Items from an interface collection:
══════════

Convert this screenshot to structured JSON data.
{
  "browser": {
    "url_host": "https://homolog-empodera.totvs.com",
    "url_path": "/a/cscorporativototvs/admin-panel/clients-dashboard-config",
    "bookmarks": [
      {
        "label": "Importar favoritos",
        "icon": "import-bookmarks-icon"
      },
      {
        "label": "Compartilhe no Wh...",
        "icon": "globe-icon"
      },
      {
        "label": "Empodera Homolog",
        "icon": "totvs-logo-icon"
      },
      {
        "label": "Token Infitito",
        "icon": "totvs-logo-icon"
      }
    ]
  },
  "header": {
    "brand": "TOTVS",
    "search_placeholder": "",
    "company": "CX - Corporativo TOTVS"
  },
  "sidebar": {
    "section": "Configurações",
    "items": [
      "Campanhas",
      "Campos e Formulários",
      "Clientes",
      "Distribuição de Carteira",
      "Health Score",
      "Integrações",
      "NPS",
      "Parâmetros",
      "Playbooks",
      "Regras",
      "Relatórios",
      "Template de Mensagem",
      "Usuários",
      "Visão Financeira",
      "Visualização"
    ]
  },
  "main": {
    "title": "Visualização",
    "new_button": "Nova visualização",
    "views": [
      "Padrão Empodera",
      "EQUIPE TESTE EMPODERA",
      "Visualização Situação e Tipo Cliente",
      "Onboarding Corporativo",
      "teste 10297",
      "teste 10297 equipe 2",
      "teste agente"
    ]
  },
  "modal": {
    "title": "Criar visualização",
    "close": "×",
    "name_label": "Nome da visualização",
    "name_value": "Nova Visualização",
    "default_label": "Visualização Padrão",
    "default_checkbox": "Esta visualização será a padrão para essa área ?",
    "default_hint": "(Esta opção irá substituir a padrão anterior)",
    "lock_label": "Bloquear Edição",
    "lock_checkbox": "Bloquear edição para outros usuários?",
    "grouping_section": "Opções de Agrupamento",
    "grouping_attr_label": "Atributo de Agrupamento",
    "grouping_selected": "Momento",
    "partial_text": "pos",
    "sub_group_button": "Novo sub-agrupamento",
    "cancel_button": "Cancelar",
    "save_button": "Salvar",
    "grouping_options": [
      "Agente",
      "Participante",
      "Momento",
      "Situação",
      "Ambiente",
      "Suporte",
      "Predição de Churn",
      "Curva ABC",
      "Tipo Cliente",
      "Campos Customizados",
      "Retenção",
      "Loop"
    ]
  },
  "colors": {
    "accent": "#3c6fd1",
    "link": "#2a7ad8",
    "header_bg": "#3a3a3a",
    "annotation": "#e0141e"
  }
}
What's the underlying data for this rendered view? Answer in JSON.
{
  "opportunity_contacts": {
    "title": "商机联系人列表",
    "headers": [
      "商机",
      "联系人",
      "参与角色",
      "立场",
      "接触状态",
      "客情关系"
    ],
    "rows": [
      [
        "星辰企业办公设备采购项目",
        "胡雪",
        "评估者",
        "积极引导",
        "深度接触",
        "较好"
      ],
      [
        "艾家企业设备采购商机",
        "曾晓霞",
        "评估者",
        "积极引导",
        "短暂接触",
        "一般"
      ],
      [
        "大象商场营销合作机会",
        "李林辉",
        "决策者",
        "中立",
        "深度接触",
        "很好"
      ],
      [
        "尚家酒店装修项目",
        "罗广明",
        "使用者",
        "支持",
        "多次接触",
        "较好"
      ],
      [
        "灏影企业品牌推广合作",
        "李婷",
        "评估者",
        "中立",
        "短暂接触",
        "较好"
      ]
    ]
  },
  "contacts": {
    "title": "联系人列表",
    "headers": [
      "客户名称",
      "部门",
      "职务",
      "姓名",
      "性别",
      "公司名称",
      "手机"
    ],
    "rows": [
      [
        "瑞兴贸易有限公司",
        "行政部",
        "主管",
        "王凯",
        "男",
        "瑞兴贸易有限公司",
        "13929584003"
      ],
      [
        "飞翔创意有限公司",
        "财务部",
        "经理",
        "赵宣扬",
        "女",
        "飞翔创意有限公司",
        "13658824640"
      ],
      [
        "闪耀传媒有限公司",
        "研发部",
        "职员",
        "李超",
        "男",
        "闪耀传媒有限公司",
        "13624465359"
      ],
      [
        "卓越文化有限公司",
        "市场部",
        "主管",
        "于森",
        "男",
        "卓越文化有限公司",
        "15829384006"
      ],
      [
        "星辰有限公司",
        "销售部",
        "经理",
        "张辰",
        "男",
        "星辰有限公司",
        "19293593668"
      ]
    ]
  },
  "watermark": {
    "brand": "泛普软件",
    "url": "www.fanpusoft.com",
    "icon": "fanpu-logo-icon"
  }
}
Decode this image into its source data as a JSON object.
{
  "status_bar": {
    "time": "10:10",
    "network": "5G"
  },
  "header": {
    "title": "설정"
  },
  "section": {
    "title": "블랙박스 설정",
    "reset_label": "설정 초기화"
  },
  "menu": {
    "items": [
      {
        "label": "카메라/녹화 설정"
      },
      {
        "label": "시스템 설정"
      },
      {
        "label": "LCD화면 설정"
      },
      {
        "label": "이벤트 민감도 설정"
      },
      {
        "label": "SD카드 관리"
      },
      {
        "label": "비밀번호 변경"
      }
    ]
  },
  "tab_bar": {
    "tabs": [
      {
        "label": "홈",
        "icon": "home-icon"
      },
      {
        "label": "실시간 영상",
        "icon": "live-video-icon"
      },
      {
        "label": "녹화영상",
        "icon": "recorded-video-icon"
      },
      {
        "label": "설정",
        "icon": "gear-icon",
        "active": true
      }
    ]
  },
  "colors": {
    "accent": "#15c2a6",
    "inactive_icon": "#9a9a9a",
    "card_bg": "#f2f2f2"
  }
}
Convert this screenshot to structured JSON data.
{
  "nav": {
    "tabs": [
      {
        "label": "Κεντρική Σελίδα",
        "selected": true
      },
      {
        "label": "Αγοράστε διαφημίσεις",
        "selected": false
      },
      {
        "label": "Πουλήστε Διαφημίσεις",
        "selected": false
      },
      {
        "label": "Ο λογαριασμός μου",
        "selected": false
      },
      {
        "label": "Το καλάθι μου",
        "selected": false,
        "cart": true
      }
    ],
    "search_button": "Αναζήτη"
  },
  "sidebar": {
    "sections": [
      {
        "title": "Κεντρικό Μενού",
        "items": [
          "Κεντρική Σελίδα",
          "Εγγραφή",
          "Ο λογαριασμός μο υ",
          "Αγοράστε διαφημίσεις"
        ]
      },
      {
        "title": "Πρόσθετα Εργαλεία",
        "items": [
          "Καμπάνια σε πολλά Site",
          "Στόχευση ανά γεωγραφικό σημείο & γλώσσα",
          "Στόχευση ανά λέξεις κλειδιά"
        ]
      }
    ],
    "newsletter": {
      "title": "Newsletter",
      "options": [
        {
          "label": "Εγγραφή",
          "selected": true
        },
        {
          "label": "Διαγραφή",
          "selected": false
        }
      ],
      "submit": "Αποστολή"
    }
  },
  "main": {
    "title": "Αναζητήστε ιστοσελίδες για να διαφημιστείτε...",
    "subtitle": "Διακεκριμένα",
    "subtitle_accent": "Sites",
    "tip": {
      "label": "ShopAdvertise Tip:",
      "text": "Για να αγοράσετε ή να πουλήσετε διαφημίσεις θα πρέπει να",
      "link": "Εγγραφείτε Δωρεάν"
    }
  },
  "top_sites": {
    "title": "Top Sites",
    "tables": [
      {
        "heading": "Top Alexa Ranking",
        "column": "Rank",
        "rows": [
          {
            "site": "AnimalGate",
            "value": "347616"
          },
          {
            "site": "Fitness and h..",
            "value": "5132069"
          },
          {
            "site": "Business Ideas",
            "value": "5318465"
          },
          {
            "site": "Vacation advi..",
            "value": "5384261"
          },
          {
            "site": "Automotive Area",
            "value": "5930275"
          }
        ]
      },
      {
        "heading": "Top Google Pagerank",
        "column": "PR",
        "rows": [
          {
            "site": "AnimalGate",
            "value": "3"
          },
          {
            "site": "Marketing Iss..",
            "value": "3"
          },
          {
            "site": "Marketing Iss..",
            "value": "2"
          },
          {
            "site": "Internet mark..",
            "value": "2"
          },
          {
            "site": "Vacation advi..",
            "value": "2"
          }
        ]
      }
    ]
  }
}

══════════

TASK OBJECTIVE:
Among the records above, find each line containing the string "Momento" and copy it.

TASK ANSWER:
    "grouping_selected": "Momento",
      "Momento",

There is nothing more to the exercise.